The area surrounding Brick Lane is a key component in its citywide interaction and interchange of ideas and practices . The ripples of the highly concentrated innovation in the Brick Lane can be seen throughout the rest of London. Alongside the micro economy there is also considerable land and property development . Larger firms are having a growing say in the area which could in tern destabilize the microenterprises atmosphere of Brick Lane . In the past Brick Lane has drawn on its self-employed entrepreneurial behavior as being one of its most prize characteristics. The cultural and creative firms share ‘symbolic capital’ with the associated independent shops. Larger companies struggle with cutting edge ingenuity and will not support the self-employed entrepreneur market that is instilled in the attractive Brick Lane appeal.
As Brick Lane has developed the attention of the international world the work environment has shifted into a more ‘corporate creative culture’ . It has developed and is effectively analogized through three analytical categories of knowledge sourcing – access, anchoring and diffusion. These analytical knowledge sources will help dissect Brick Lanes innovational impact on the rest of London;
Access channels are defined as the “ability to connect and link to international networks of knowledge and innovation” . In the case study of Brick Lane migration networks are important potential source of information, expertise and trade. In their very nature they are international, bringing ‘foreign’ knowledge with them thus mingling the knowledge from their original country with their other experiences. “Innovation may be enabled by the interaction of an idea or product between two places: or as a result of such ideas changing when they are translated to a new environment” . But these international relationships do not necessarily perpetuate a positive response.
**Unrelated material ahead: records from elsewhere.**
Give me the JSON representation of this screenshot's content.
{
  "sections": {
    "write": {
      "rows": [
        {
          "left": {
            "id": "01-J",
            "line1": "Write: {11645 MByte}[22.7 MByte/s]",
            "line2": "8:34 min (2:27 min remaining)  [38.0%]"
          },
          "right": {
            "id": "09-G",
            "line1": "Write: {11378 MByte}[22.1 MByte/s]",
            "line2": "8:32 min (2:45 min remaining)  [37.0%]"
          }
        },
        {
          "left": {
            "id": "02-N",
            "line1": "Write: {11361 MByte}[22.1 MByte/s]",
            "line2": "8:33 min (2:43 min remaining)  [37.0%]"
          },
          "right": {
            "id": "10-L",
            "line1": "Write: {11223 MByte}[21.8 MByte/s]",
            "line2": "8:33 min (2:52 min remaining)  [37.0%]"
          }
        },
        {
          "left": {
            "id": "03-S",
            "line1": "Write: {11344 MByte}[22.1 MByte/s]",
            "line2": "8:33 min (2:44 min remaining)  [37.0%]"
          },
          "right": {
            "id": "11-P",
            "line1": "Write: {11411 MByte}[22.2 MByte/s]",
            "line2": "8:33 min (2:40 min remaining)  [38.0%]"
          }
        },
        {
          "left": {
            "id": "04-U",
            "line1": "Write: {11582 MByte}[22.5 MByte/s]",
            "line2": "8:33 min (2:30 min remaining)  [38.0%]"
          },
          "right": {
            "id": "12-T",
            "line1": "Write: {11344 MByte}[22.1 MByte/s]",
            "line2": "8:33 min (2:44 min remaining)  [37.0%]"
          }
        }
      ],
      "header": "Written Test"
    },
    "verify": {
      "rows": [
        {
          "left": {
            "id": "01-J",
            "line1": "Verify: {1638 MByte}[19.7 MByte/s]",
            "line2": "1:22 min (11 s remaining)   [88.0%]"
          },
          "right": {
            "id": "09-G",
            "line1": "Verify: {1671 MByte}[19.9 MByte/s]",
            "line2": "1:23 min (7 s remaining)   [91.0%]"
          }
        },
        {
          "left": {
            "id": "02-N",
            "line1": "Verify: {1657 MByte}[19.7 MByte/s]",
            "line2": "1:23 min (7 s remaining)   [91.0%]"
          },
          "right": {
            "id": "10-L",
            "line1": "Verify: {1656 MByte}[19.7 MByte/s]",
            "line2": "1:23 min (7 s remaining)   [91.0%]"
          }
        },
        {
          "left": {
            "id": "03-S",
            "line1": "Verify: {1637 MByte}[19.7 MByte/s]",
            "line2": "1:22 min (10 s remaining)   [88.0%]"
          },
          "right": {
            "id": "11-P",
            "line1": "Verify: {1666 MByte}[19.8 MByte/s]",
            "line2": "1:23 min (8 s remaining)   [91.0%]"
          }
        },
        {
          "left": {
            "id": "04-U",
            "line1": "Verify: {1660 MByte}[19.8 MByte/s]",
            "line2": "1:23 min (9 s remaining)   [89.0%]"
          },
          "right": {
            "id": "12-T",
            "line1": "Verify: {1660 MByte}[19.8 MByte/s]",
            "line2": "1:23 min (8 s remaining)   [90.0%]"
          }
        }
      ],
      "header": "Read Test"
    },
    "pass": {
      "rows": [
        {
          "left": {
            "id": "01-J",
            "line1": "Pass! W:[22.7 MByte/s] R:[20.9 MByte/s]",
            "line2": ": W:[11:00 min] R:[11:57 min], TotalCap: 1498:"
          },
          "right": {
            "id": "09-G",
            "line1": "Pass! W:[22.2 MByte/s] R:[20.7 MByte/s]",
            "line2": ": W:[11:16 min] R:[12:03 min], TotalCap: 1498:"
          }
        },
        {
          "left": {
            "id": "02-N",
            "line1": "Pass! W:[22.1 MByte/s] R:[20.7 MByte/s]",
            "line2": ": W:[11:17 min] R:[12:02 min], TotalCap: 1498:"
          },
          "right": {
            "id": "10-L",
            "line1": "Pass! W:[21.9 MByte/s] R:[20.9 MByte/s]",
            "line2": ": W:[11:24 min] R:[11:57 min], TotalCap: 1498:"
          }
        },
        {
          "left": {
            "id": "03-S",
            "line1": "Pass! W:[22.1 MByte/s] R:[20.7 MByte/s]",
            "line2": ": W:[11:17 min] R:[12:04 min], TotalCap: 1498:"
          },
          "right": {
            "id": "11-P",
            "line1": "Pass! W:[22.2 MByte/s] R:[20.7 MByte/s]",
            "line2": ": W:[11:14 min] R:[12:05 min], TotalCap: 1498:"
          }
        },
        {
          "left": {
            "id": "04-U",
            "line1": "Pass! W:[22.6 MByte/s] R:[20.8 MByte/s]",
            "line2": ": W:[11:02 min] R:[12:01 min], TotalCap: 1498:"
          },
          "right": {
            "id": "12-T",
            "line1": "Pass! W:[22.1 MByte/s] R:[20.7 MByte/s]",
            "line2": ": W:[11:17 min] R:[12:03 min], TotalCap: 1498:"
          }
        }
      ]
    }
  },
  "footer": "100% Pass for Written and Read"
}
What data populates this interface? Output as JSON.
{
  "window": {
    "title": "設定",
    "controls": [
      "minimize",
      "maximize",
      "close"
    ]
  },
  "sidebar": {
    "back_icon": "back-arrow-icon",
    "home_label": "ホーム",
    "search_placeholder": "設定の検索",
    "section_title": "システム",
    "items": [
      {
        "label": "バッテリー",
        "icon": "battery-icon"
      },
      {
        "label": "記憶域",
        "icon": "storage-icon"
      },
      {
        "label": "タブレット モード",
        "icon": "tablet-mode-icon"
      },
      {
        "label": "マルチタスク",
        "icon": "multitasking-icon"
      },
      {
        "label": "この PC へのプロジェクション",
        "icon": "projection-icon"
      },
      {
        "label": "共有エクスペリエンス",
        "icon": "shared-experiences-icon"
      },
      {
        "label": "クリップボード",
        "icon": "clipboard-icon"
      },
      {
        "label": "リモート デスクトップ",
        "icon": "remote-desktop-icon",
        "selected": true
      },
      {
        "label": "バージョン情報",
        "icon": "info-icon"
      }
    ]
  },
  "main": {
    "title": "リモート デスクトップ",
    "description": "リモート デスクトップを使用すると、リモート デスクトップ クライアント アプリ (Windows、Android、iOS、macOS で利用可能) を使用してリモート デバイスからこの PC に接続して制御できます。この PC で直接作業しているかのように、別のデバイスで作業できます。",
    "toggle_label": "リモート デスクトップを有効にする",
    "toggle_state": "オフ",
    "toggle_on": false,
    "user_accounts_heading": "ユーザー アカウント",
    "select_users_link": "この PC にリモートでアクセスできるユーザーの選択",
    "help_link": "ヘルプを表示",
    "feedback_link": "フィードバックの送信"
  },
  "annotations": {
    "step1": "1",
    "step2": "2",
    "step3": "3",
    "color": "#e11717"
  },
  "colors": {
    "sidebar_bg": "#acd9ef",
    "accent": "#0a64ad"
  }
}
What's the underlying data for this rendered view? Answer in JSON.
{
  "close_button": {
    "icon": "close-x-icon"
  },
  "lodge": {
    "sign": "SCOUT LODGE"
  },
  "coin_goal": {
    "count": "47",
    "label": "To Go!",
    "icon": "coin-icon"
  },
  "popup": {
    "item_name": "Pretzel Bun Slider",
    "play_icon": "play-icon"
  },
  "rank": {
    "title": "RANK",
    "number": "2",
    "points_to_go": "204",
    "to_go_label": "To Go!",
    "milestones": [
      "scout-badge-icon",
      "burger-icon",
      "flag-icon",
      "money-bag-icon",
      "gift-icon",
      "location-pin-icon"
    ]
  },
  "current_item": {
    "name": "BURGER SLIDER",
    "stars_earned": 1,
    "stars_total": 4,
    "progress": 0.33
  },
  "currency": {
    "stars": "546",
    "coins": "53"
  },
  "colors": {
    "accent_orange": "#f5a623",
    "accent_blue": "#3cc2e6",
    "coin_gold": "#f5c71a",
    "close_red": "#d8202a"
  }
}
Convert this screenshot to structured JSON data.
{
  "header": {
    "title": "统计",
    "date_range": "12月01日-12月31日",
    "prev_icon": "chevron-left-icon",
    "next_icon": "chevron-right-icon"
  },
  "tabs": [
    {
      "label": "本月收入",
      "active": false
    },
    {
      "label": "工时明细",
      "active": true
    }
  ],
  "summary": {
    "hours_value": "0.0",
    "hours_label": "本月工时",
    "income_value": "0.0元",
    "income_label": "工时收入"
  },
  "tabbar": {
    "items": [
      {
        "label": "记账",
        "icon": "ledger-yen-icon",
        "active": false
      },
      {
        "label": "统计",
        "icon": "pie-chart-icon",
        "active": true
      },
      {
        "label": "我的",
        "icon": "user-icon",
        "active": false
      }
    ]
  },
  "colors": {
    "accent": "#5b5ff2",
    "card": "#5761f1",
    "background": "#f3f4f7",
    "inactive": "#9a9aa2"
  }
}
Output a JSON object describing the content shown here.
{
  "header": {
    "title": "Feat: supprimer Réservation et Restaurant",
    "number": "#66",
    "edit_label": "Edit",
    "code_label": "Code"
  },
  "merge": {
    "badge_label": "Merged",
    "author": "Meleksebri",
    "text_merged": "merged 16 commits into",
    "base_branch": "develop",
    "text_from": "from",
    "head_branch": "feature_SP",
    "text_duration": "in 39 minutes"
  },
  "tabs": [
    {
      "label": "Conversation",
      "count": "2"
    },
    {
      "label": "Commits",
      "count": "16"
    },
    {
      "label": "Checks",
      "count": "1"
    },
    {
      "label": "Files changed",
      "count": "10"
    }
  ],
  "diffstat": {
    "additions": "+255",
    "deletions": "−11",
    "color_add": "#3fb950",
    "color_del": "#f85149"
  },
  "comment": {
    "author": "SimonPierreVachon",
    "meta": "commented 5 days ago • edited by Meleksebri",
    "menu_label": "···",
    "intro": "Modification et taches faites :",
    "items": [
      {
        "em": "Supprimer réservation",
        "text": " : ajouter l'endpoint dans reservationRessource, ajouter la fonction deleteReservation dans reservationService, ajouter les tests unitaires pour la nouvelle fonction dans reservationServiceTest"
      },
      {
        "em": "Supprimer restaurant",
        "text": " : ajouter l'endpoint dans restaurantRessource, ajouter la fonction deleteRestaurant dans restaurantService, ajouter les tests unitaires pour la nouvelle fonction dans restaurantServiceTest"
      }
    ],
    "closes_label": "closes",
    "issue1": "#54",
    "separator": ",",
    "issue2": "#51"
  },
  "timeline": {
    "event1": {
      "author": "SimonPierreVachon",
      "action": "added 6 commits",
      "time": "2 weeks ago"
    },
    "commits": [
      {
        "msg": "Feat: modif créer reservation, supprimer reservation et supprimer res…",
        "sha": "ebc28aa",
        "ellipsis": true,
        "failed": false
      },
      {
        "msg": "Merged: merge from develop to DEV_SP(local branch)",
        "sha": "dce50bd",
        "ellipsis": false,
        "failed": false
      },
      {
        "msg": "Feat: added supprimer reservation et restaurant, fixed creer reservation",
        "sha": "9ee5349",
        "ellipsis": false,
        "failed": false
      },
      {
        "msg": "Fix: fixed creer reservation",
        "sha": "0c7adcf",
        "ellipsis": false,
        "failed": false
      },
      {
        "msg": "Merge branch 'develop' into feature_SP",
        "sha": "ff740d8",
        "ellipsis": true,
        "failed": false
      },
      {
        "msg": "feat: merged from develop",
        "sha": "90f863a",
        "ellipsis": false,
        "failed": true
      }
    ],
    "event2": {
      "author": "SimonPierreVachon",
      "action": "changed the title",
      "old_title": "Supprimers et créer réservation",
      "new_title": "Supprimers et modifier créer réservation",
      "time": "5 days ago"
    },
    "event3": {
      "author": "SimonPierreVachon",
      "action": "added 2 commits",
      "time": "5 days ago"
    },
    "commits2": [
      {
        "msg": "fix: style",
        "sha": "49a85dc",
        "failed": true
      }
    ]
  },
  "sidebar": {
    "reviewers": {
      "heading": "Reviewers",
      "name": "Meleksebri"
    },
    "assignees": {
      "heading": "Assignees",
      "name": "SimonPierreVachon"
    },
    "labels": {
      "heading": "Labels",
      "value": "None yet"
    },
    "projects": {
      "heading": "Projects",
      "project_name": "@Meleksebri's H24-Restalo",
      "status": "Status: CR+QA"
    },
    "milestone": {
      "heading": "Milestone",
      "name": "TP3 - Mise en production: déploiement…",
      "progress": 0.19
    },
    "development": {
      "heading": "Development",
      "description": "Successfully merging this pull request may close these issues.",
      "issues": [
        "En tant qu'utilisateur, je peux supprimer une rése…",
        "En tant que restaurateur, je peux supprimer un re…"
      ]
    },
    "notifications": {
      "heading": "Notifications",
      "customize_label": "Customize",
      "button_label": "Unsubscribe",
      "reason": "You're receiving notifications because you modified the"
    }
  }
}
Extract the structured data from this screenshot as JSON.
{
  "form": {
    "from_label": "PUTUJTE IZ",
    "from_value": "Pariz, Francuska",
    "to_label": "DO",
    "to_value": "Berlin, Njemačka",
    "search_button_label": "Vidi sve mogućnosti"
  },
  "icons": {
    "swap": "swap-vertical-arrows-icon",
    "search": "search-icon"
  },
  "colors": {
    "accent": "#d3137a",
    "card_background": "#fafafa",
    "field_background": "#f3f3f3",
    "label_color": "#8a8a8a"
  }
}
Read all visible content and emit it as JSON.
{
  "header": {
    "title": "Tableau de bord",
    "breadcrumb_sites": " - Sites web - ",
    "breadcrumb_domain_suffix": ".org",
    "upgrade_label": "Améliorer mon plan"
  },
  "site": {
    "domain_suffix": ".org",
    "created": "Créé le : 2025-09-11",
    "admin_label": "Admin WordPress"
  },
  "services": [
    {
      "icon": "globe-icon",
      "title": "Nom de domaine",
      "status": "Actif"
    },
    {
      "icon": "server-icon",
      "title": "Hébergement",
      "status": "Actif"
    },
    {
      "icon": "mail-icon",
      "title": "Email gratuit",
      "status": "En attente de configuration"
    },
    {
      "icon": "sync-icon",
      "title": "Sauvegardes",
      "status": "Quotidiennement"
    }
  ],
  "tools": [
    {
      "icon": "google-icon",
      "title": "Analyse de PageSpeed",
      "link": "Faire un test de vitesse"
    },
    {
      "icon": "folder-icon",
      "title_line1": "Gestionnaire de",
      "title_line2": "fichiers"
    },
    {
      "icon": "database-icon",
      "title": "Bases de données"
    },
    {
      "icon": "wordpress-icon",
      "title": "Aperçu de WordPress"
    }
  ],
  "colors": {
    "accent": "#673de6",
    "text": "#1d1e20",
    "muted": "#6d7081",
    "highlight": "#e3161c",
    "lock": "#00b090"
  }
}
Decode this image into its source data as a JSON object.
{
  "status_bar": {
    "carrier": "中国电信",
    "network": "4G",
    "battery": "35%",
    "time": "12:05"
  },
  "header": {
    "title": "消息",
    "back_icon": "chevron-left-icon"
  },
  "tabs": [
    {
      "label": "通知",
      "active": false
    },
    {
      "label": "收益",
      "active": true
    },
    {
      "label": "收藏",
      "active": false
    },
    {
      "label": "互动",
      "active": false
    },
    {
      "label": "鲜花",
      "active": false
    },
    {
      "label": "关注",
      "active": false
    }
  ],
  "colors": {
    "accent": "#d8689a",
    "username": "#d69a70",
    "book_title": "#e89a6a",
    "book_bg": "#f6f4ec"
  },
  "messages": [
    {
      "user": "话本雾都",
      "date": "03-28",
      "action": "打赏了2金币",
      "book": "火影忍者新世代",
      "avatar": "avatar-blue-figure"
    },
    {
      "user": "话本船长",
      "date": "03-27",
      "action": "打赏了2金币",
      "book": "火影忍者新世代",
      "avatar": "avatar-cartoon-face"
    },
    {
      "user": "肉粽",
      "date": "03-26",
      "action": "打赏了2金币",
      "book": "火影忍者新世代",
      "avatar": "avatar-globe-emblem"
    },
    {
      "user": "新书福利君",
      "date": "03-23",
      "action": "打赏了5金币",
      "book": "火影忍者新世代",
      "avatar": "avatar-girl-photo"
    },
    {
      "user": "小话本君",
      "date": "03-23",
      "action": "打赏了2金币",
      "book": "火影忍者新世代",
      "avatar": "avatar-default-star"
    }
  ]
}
Linkages to home countries have propagated friction between the local people thus reduced the opportunities for further innovation.
Anchor channels are regarded as the “ability to identify and domesticate external knowledge from people, institutions and firms” The Tower Hamlet strategy (that governs over